According to the lawsuit filed by Bank of America in New York State Supreme Court, Blige took out the loan in 2005 and stopped making re-payments in June 2012.
Bank of America said Blige, who has sold more than 50 million albums worldwide, now owes $511,324 in principal and interest on the loan, which it is seeking to recoup.
Blige's publicist did not respond to request for comment on the latest lawsuit, which was follows legal action in November 2012 by Signature Bank over an alleged default on a $2.2 million bank loan by the singer and her husband.
The "Family Affair" singer's charity, The Mary J. Blige and Steve Stoute Foundation for the Advancement of Women Now, was accused in 2012 of mishandling funds and cheating scholarship students.
Blige has attributed the problems at the charity to a former staffer at the foundation and pledged to make sure that grants and scholarships are paid out to send young women to college.
(Reporting By Jill Serjeant; Editing by Cynthia Osterman)
- Tweet this
- Share this
- Digg this
- Analysis - Amazon's far-reaching ambitions, lack of profits, unnerve investors
- U.S. diplomats' return to Libya could be more hazardous than exit
- Australia approves Adani's $16 bln Carmichael coal project
- Israel extends Gaza ceasefire for 24 hours, Hamas rejects terms
- U.S. gasoline prices tumble on back of refinery cuts- Lundberg survey
Every year, around 130,000 fans and entertainment enthusiasts trek to San Diego's Comic-Con International, where thousands of booths and hundreds of panels are set up by industry outlets to cater to attendees. Full Article
Some of the toys, gifts and mementos that belonged to young British princes and princesses.
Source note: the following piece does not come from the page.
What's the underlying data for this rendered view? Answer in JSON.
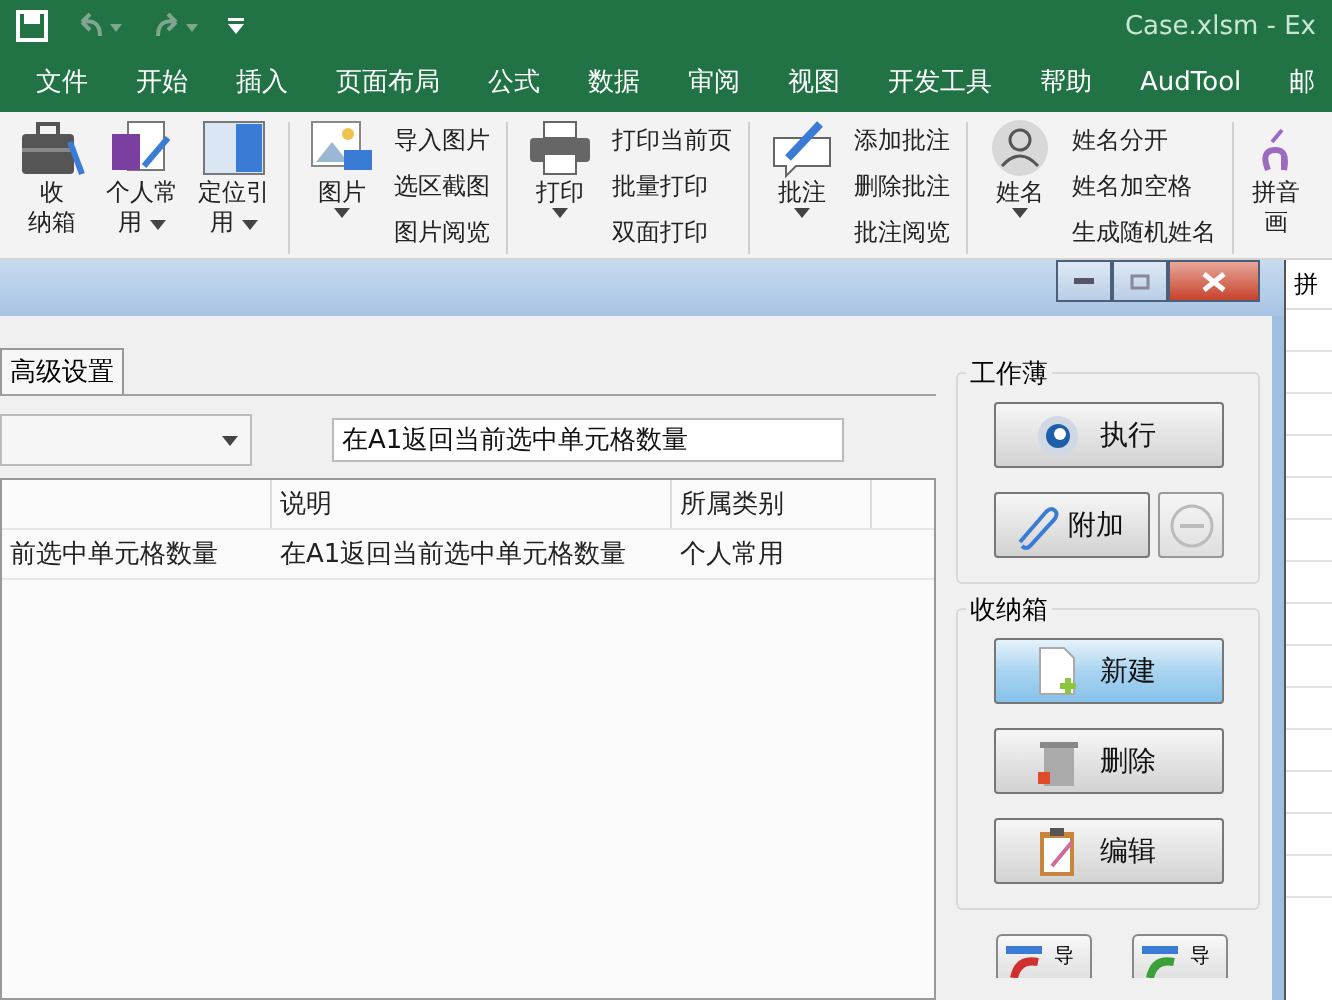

Slideshow
"The Judge", with Duvall and Downey, to open Toronto Film Festival Full Article